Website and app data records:
☆ ☆ ☆ ☆

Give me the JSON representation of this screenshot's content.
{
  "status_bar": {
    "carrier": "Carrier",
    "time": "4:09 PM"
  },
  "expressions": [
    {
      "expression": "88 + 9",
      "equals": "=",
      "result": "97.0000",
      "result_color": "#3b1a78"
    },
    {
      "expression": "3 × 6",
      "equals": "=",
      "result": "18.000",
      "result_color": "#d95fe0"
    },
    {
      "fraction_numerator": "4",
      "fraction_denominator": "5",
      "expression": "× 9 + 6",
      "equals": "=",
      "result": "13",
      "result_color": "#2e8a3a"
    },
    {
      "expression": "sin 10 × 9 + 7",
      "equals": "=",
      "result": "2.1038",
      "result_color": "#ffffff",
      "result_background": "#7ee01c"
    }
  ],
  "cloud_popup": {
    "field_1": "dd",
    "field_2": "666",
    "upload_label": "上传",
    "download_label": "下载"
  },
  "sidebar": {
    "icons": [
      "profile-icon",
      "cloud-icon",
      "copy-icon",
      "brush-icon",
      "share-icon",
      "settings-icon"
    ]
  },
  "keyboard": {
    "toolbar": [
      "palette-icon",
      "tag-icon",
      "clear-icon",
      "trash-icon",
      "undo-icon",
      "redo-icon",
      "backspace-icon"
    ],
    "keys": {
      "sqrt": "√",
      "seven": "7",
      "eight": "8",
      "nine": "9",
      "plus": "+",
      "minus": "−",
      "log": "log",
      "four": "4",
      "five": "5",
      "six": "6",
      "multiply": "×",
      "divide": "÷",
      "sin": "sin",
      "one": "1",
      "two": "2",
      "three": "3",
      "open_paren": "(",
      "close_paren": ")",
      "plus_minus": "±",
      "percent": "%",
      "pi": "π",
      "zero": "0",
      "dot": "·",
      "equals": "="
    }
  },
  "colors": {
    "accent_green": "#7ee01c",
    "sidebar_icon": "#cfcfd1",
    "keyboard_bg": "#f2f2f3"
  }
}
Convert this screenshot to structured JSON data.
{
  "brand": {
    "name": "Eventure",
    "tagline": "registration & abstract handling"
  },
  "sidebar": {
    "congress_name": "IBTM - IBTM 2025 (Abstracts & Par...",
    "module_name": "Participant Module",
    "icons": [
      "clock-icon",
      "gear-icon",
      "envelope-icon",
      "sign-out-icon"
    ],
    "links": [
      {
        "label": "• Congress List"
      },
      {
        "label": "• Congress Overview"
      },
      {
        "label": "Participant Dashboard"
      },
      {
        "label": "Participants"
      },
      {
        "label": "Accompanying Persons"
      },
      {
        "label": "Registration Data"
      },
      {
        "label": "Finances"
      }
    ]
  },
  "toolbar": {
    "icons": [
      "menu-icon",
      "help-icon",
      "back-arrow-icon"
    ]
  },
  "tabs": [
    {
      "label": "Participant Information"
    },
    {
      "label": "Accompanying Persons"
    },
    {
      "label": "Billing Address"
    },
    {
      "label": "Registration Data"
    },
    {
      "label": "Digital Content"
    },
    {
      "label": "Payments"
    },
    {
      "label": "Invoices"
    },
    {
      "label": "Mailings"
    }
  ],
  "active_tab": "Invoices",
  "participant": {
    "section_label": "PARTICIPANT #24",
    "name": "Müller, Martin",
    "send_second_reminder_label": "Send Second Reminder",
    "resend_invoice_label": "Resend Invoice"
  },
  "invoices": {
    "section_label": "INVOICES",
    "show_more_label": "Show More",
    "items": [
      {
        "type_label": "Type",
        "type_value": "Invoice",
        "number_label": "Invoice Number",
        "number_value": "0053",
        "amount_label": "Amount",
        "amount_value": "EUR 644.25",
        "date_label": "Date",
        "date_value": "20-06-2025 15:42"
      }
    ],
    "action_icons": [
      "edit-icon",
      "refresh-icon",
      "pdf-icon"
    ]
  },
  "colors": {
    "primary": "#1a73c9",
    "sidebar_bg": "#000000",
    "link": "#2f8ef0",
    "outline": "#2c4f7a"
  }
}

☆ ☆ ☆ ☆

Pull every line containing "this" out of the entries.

EXERCISE OUTPUT →
Give me the JSON representation of this screenshot's content.
Convert this screenshot to structured JSON data.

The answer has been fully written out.